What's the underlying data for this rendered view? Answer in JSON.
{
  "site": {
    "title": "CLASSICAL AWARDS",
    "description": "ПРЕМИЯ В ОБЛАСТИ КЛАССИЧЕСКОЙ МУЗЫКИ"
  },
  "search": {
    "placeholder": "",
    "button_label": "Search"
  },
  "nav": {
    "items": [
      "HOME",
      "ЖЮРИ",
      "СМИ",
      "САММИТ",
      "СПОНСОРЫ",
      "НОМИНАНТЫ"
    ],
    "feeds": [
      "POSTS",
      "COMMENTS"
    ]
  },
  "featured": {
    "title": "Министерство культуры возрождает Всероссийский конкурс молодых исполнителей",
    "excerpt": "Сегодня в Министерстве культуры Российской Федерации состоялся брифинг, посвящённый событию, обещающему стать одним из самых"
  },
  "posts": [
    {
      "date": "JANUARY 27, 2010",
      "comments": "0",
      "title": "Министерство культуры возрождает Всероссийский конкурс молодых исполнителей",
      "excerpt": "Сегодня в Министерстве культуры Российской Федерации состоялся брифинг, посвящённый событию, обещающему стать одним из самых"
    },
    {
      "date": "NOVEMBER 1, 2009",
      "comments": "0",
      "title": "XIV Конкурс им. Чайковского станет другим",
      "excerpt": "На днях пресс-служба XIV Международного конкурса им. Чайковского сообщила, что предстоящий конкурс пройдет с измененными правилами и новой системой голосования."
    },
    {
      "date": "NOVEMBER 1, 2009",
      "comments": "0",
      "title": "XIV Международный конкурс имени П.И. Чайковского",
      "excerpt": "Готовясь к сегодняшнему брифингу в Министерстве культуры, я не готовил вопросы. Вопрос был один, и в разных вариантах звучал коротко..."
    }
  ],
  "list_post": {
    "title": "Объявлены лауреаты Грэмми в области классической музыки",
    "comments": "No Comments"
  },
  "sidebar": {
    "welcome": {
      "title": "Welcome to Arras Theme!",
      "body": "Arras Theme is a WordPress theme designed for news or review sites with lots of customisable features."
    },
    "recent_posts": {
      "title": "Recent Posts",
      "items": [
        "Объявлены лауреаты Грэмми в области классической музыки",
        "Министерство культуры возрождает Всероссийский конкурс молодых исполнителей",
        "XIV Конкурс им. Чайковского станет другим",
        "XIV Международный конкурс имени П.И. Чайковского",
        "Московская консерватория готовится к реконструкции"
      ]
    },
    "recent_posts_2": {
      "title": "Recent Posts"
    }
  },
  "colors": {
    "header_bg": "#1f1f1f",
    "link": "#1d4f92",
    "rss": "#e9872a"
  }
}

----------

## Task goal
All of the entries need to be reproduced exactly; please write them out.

## Response
What's the underlying data for this rendered view? Answer in JSON.
{
  "site": {
    "title": "CLASSICAL AWARDS",
    "description": "ПРЕМИЯ В ОБЛАСТИ КЛАССИЧЕСКОЙ МУЗЫКИ"
  },
  "search": {
    "placeholder": "",
    "button_label": "Search"
  },
  "nav": {
    "items": [
      "HOME",
      "ЖЮРИ",
      "СМИ",
      "САММИТ",
      "СПОНСОРЫ",
      "НОМИНАНТЫ"
    ],
    "feeds": [
      "POSTS",
      "COMMENTS"
    ]
  },
  "featured": {
    "title": "Министерство культуры возрождает Всероссийский конкурс молодых исполнителей",
    "excerpt": "Сегодня в Министерстве культуры Российской Федерации состоялся брифинг, посвящённый событию, обещающему стать одним из самых"
  },
  "posts": [
    {
      "date": "JANUARY 27, 2010",
      "comments": "0",
      "title": "Министерство культуры возрождает Всероссийский конкурс молодых исполнителей",
      "excerpt": "Сегодня в Министерстве культуры Российской Федерации состоялся брифинг, посвящённый событию, обещающему стать одним из самых"
    },
    {
      "date": "NOVEMBER 1, 2009",
      "comments": "0",
      "title": "XIV Конкурс им. Чайковского станет другим",
      "excerpt": "На днях пресс-служба XIV Международного конкурса им. Чайковского сообщила, что предстоящий конкурс пройдет с измененными правилами и новой системой голосования."
    },
    {
      "date": "NOVEMBER 1, 2009",
      "comments": "0",
      "title": "XIV Международный конкурс имени П.И. Чайковского",
      "excerpt": "Готовясь к сегодняшнему брифингу в Министерстве культуры, я не готовил вопросы. Вопрос был один, и в разных вариантах звучал коротко..."
    }
  ],
  "list_post": {
    "title": "Объявлены лауреаты Грэмми в области классической музыки",
    "comments": "No Comments"
  },
  "sidebar": {
    "welcome": {
      "title": "Welcome to Arras Theme!",
      "body": "Arras Theme is a WordPress theme designed for news or review sites with lots of customisable features."
    },
    "recent_posts": {
      "title": "Recent Posts",
      "items": [
        "Объявлены лауреаты Грэмми в области классической музыки",
        "Министерство культуры возрождает Всероссийский конкурс молодых исполнителей",
        "XIV Конкурс им. Чайковского станет другим",
        "XIV Международный конкурс имени П.И. Чайковского",
        "Московская консерватория готовится к реконструкции"
      ]
    },
    "recent_posts_2": {
      "title": "Recent Posts"
    }
  },
  "colors": {
    "header_bg": "#1f1f1f",
    "link": "#1d4f92",
    "rss": "#e9872a"
  }
}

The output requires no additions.